▸ Your goal: Each line of the listing that includes the string "value" needs to be located and copied.

▸ Given information:

..............................

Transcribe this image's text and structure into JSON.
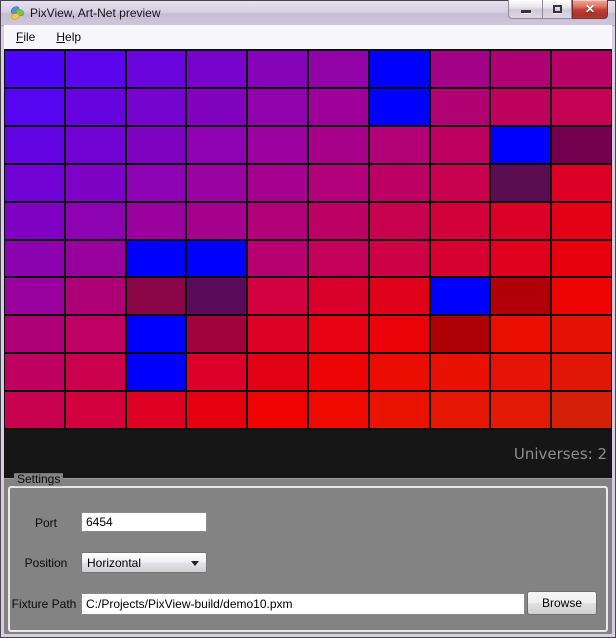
{
  "window": {
    "title": "PixView, Art-Net preview",
    "buttons": [
      {
        "name": "minimize"
      },
      {
        "name": "maximize"
      },
      {
        "name": "close",
        "glyph": "✕"
      }
    ]
  },
  "menu": {
    "items": [
      {
        "label": "File",
        "first": "F",
        "rest": "ile"
      },
      {
        "label": "Help",
        "first": "H",
        "rest": "elp"
      }
    ]
  },
  "grid": {
    "rows": 10,
    "cols": 10,
    "cells": [
      [
        "#4B06F7",
        "#5A05EC",
        "#6904DC",
        "#7804CB",
        "#8603BA",
        "#9102A7",
        "#0000FF",
        "#A40189",
        "#B00174",
        "#B80167"
      ],
      [
        "#5505EF",
        "#6504DF",
        "#7404CE",
        "#8203BD",
        "#9002AB",
        "#9D0199",
        "#0000FF",
        "#B10172",
        "#BD015D",
        "#C40153"
      ],
      [
        "#6304E3",
        "#7204D3",
        "#8003C2",
        "#8E02B1",
        "#9B02A0",
        "#A7018C",
        "#B30176",
        "#BE0160",
        "#0000FF",
        "#740150"
      ],
      [
        "#7103D4",
        "#7F03C4",
        "#8D02B3",
        "#9A02A1",
        "#A6018E",
        "#B2017A",
        "#BD0164",
        "#C7014E",
        "#5C0D52",
        "#DD0026"
      ],
      [
        "#7F02C2",
        "#8D02B1",
        "#9A019F",
        "#A6018D",
        "#B20179",
        "#BD0164",
        "#C8014F",
        "#D20139",
        "#DB0126",
        "#E20116"
      ],
      [
        "#8C02AF",
        "#99019D",
        "#0000FF",
        "#0000FF",
        "#B80171",
        "#C3015B",
        "#CD0146",
        "#D60131",
        "#DF011D",
        "#E7010D"
      ],
      [
        "#99019E",
        "#AE0176",
        "#8A0647",
        "#5A0B59",
        "#D20140",
        "#D9012C",
        "#E0011B",
        "#0000FF",
        "#B10008",
        "#EE0403"
      ],
      [
        "#AE0175",
        "#BE0163",
        "#0000FF",
        "#A0033C",
        "#DD0126",
        "#E60114",
        "#EA0309",
        "#AE0007",
        "#EA0F02",
        "#E51305"
      ],
      [
        "#BE015E",
        "#CB014E",
        "#0000FF",
        "#DC0128",
        "#E30116",
        "#EE0404",
        "#EC0D02",
        "#E81104",
        "#E51406",
        "#E01707"
      ],
      [
        "#C70150",
        "#D3013E",
        "#DE0124",
        "#E60110",
        "#F00300",
        "#EE0A00",
        "#E91301",
        "#E51704",
        "#E21A06",
        "#D42008"
      ]
    ]
  },
  "status_bar": {
    "universes_label": "Universes: 2"
  },
  "settings": {
    "group_title": "Settings",
    "port": {
      "label": "Port",
      "value": "6454"
    },
    "position": {
      "label": "Position",
      "value": "Horizontal"
    },
    "fixture_path": {
      "label": "Fixture Path",
      "value": "C:/Projects/PixView-build/demo10.pxm"
    },
    "browse_label": "Browse"
  },
  "colors": {
    "titlebar": "#D6CFE2",
    "close_button_red": "#C23D33",
    "menu_bg": "#F7F6FB",
    "grid_line": "#0D0D0D",
    "status_bar_bg": "#161616",
    "status_text": "#8E8E8E",
    "panel_bg": "#838383",
    "groupbox_border": "#E8E8E6",
    "pure_blue_cell": "#0000FF"
  }
}
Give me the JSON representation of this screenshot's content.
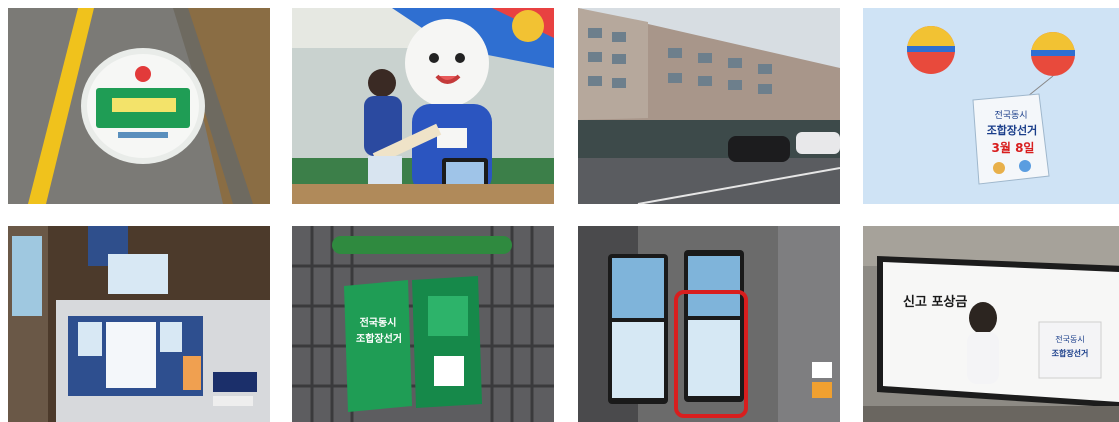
{
  "photos": [
    {
      "subject": "floor-sticker-on-path",
      "texts": []
    },
    {
      "subject": "mascot-at-store-counter",
      "texts": []
    },
    {
      "subject": "building-street-view",
      "texts": []
    },
    {
      "subject": "balloons-with-banner",
      "texts": [
        "전국동시",
        "조합장선거",
        "3월 8일"
      ]
    },
    {
      "subject": "kiosk-with-posters",
      "texts": []
    },
    {
      "subject": "shopping-cart-sign",
      "texts": [
        "전국동시",
        "조합장선거"
      ]
    },
    {
      "subject": "elevator-screens",
      "texts": []
    },
    {
      "subject": "subway-billboard",
      "texts": [
        "신고 포상금",
        "전국동시",
        "조합장선거"
      ]
    }
  ],
  "colors": {
    "highlight_box": "#d81e1e",
    "sign_green": "#1f9d55",
    "sky": "#cfe3f5"
  }
}
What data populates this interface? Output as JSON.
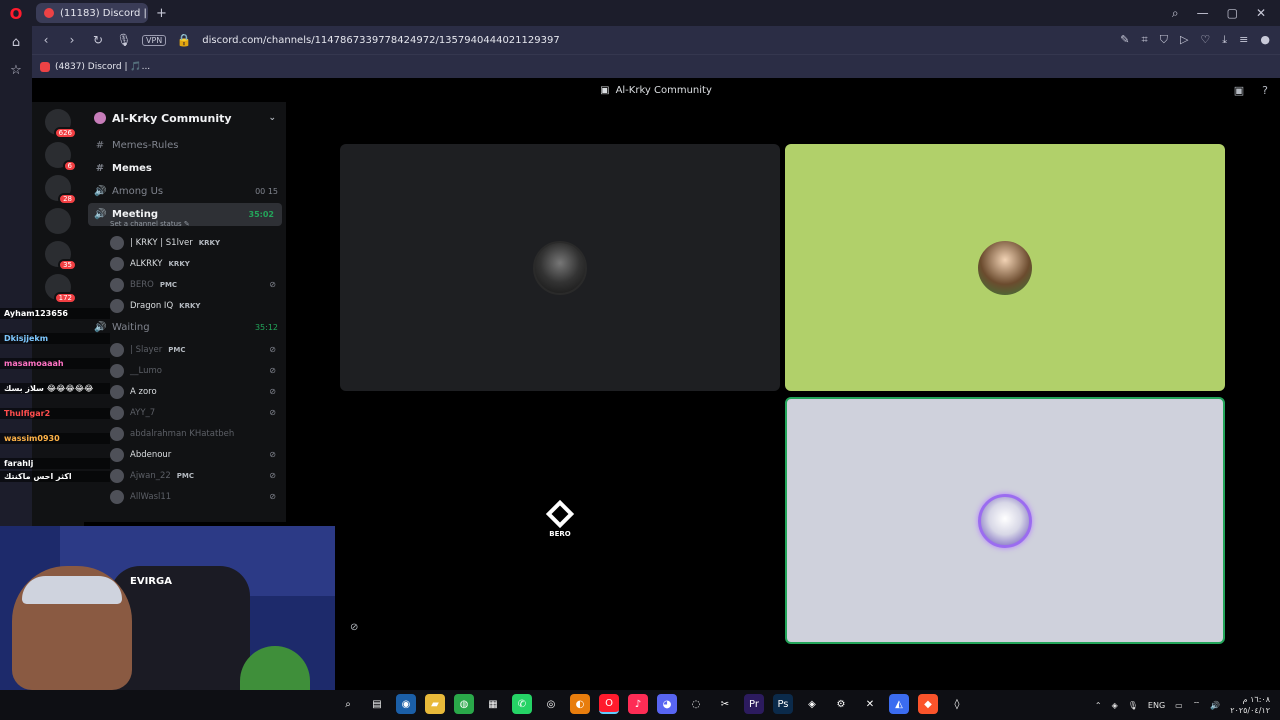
{
  "browser": {
    "tabs": [
      {
        "label": "(11183) Discord | ج..."
      }
    ],
    "new_tab_label": "+",
    "url": "discord.com/channels/1147867339778424972/1357940444021129397",
    "vpn_label": "VPN",
    "bookmarks": [
      {
        "label": "(4837) Discord | 🎵..."
      }
    ]
  },
  "discord": {
    "window_title": "Al-Krky Community",
    "server": {
      "name": "Al-Krky Community"
    },
    "guild_badges": [
      "626",
      "6",
      "28",
      "",
      "35",
      "172"
    ],
    "channels": [
      {
        "icon": "#",
        "name": "Memes-Rules",
        "style": "muted"
      },
      {
        "icon": "#",
        "name": "Memes",
        "style": "bold"
      },
      {
        "icon": "🔊",
        "name": "Among Us",
        "style": "muted",
        "right": "00  15"
      },
      {
        "icon": "🔊",
        "name": "Meeting",
        "style": "active",
        "right": "35:02"
      }
    ],
    "meeting_status": "Set a channel status ✎",
    "meeting_members": [
      {
        "name": "| KRKY | S1lver",
        "tag": "KRKY",
        "dim": false
      },
      {
        "name": "ALKRKY",
        "tag": "KRKY",
        "dim": false
      },
      {
        "name": "BERO",
        "tag": "PMC",
        "dim": true
      },
      {
        "name": "Dragon IQ",
        "tag": "KRKY",
        "dim": false
      }
    ],
    "waiting_channel": {
      "icon": "🔊",
      "name": "Waiting",
      "right": "35:12"
    },
    "waiting_members": [
      {
        "name": "| Slayer",
        "tag": "PMC",
        "dim": true
      },
      {
        "name": "__Lumo",
        "tag": "",
        "dim": true
      },
      {
        "name": "A zoro",
        "tag": "",
        "dim": false
      },
      {
        "name": "AYY_7",
        "tag": "",
        "dim": true
      },
      {
        "name": "abdalrahman KHatatbeh",
        "tag": "",
        "dim": true
      },
      {
        "name": "Abdenour",
        "tag": "",
        "dim": false
      },
      {
        "name": "Ajwan_22",
        "tag": "PMC",
        "dim": true
      },
      {
        "name": "AllWasl11",
        "tag": "",
        "dim": true
      }
    ],
    "stage": {
      "tile3_label": "BERO"
    }
  },
  "overlay": {
    "names": [
      {
        "name": "Ayham123656",
        "color": "white"
      },
      {
        "name": "Dkisjjekm",
        "color": "blue"
      },
      {
        "name": "masamoaaah",
        "color": "pink"
      },
      {
        "name": "سلاز بسك 😂😂😂😂😂",
        "color": "white"
      },
      {
        "name": "Thulfigar2",
        "color": "red"
      },
      {
        "name": "wassim0930",
        "color": "orange"
      },
      {
        "name": "farahlj",
        "color": "white"
      },
      {
        "name": "اكثر احس ماكنتك",
        "color": "white"
      }
    ]
  },
  "webcam": {
    "brand": "EVIRGA"
  },
  "taskbar": {
    "apps": [
      "search-icon",
      "task-view-icon",
      "steam-icon",
      "files-icon",
      "chrome-icon",
      "photos-icon",
      "whatsapp-icon",
      "obs-icon",
      "blender-icon",
      "opera-icon",
      "tiktok-icon",
      "discord-icon",
      "app-icon",
      "capcut-icon",
      "premiere-icon",
      "photoshop-icon",
      "game-icon",
      "settings-icon",
      "x-icon",
      "arc-icon",
      "brave-icon",
      "vpn-icon"
    ],
    "lang": "ENG",
    "time": "١٦:٠٨ م",
    "date": "٢٠٢٥/٠٤/١٢"
  },
  "colors": {
    "discord_green": "#23a55a",
    "tile2_bg": "#b1d06a",
    "tile4_bg": "#cfd1dc",
    "opera_red": "#ff1b2d"
  }
}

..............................

▸ Finished task:
      "value": "6454"
      "value": "Horizontal"
      "value": "C:/Projects/PixView-build/demo10.pxm"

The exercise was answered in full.